INFORMATION SUPPLIED
* * *

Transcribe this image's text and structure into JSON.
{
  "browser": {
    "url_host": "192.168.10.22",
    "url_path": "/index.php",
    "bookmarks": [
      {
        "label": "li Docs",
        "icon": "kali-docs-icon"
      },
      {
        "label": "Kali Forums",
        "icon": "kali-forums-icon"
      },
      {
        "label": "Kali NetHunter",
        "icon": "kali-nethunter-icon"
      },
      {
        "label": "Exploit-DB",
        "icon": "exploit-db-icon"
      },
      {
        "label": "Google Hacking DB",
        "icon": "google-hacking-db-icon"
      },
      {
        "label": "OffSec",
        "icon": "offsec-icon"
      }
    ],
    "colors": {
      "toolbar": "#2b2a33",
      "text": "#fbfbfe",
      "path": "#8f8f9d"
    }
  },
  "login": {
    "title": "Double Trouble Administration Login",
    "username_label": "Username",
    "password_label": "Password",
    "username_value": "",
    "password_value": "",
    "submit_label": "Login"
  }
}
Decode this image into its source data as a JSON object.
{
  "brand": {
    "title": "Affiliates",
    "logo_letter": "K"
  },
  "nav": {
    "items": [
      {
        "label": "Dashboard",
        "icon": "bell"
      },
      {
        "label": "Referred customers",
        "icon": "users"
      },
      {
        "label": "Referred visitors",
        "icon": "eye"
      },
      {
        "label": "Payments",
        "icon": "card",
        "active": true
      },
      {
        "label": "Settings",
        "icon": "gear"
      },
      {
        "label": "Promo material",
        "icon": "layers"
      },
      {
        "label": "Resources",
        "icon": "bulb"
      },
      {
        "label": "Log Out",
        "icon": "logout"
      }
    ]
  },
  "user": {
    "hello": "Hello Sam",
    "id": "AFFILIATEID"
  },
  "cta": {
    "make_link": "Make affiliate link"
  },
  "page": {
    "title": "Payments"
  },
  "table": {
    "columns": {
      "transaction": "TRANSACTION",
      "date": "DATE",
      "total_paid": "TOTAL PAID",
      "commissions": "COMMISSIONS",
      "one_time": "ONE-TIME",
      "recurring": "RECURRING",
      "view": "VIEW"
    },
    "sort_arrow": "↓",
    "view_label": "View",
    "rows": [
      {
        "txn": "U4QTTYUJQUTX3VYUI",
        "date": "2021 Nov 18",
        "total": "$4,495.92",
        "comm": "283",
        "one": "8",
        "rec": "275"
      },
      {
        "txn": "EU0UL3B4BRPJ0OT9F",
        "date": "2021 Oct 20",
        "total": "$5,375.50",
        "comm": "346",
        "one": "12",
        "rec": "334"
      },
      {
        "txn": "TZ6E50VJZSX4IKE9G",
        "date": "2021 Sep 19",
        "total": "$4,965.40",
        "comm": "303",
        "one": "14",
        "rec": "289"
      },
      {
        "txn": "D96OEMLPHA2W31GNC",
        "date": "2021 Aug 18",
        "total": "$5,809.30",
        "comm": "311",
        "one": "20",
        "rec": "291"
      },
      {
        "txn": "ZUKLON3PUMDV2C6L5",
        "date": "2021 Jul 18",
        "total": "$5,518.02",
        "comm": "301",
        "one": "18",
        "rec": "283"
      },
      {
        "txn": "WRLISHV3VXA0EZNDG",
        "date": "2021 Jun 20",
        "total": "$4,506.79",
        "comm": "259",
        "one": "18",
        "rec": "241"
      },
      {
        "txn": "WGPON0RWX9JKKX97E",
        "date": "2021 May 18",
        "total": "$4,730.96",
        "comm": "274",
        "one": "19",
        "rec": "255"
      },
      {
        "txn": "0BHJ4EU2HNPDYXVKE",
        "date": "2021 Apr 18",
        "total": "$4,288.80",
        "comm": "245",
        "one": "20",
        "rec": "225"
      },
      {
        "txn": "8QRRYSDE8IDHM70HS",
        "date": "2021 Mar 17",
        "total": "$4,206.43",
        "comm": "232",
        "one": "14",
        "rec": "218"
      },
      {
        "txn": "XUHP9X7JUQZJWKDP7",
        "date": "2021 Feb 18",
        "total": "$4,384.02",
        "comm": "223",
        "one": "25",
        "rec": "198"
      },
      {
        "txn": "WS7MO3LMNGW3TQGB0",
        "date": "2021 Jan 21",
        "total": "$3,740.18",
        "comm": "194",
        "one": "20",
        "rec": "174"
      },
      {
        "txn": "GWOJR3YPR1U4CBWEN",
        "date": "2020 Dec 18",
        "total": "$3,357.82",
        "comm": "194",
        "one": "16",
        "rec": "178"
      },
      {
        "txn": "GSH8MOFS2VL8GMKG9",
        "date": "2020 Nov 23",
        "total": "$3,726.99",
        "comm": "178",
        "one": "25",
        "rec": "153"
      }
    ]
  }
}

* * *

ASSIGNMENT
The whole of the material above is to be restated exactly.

ANSWER BOX
Transcribe this image's text and structure into JSON.
{
  "browser": {
    "url_host": "192.168.10.22",
    "url_path": "/index.php",
    "bookmarks": [
      {
        "label": "li Docs",
        "icon": "kali-docs-icon"
      },
      {
        "label": "Kali Forums",
        "icon": "kali-forums-icon"
      },
      {
        "label": "Kali NetHunter",
        "icon": "kali-nethunter-icon"
      },
      {
        "label": "Exploit-DB",
        "icon": "exploit-db-icon"
      },
      {
        "label": "Google Hacking DB",
        "icon": "google-hacking-db-icon"
      },
      {
        "label": "OffSec",
        "icon": "offsec-icon"
      }
    ],
    "colors": {
      "toolbar": "#2b2a33",
      "text": "#fbfbfe",
      "path": "#8f8f9d"
    }
  },
  "login": {
    "title": "Double Trouble Administration Login",
    "username_label": "Username",
    "password_label": "Password",
    "username_value": "",
    "password_value": "",
    "submit_label": "Login"
  }
}
Decode this image into its source data as a JSON object.
{
  "brand": {
    "title": "Affiliates",
    "logo_letter": "K"
  },
  "nav": {
    "items": [
      {
        "label": "Dashboard",
        "icon": "bell"
      },
      {
        "label": "Referred customers",
        "icon": "users"
      },
      {
        "label": "Referred visitors",
        "icon": "eye"
      },
      {
        "label": "Payments",
        "icon": "card",
        "active": true
      },
      {
        "label": "Settings",
        "icon": "gear"
      },
      {
        "label": "Promo material",
        "icon": "layers"
      },
      {
        "label": "Resources",
        "icon": "bulb"
      },
      {
        "label": "Log Out",
        "icon": "logout"
      }
    ]
  },
  "user": {
    "hello": "Hello Sam",
    "id": "AFFILIATEID"
  },
  "cta": {
    "make_link": "Make affiliate link"
  },
  "page": {
    "title": "Payments"
  },
  "table": {
    "columns": {
      "transaction": "TRANSACTION",
      "date": "DATE",
      "total_paid": "TOTAL PAID",
      "commissions": "COMMISSIONS",
      "one_time": "ONE-TIME",
      "recurring": "RECURRING",
      "view": "VIEW"
    },
    "sort_arrow": "↓",
    "view_label": "View",
    "rows": [
      {
        "txn": "U4QTTYUJQUTX3VYUI",
        "date": "2021 Nov 18",
        "total": "$4,495.92",
        "comm": "283",
        "one": "8",
        "rec": "275"
      },
      {
        "txn": "EU0UL3B4BRPJ0OT9F",
        "date": "2021 Oct 20",
        "total": "$5,375.50",
        "comm": "346",
        "one": "12",
        "rec": "334"
      },
      {
        "txn": "TZ6E50VJZSX4IKE9G",
        "date": "2021 Sep 19",
        "total": "$4,965.40",
        "comm": "303",
        "one": "14",
        "rec": "289"
      },
      {
        "txn": "D96OEMLPHA2W31GNC",
        "date": "2021 Aug 18",
        "total": "$5,809.30",
        "comm": "311",
        "one": "20",
        "rec": "291"
      },
      {
        "txn": "ZUKLON3PUMDV2C6L5",
        "date": "2021 Jul 18",
        "total": "$5,518.02",
        "comm": "301",
        "one": "18",
        "rec": "283"
      },
      {
        "txn": "WRLISHV3VXA0EZNDG",
        "date": "2021 Jun 20",
        "total": "$4,506.79",
        "comm": "259",
        "one": "18",
        "rec": "241"
      },
      {
        "txn": "WGPON0RWX9JKKX97E",
        "date": "2021 May 18",
        "total": "$4,730.96",
        "comm": "274",
        "one": "19",
        "rec": "255"
      },
      {
        "txn": "0BHJ4EU2HNPDYXVKE",
        "date": "2021 Apr 18",
        "total": "$4,288.80",
        "comm": "245",
        "one": "20",
        "rec": "225"
      },
      {
        "txn": "8QRRYSDE8IDHM70HS",
        "date": "2021 Mar 17",
        "total": "$4,206.43",
        "comm": "232",
        "one": "14",
        "rec": "218"
      },
      {
        "txn": "XUHP9X7JUQZJWKDP7",
        "date": "2021 Feb 18",
        "total": "$4,384.02",
        "comm": "223",
        "one": "25",
        "rec": "198"
      },
      {
        "txn": "WS7MO3LMNGW3TQGB0",
        "date": "2021 Jan 21",
        "total": "$3,740.18",
        "comm": "194",
        "one": "20",
        "rec": "174"
      },
      {
        "txn": "GWOJR3YPR1U4CBWEN",
        "date": "2020 Dec 18",
        "total": "$3,357.82",
        "comm": "194",
        "one": "16",
        "rec": "178"
      },
      {
        "txn": "GSH8MOFS2VL8GMKG9",
        "date": "2020 Nov 23",
        "total": "$3,726.99",
        "comm": "178",
        "one": "25",
        "rec": "153"
      }
    ]
  }
}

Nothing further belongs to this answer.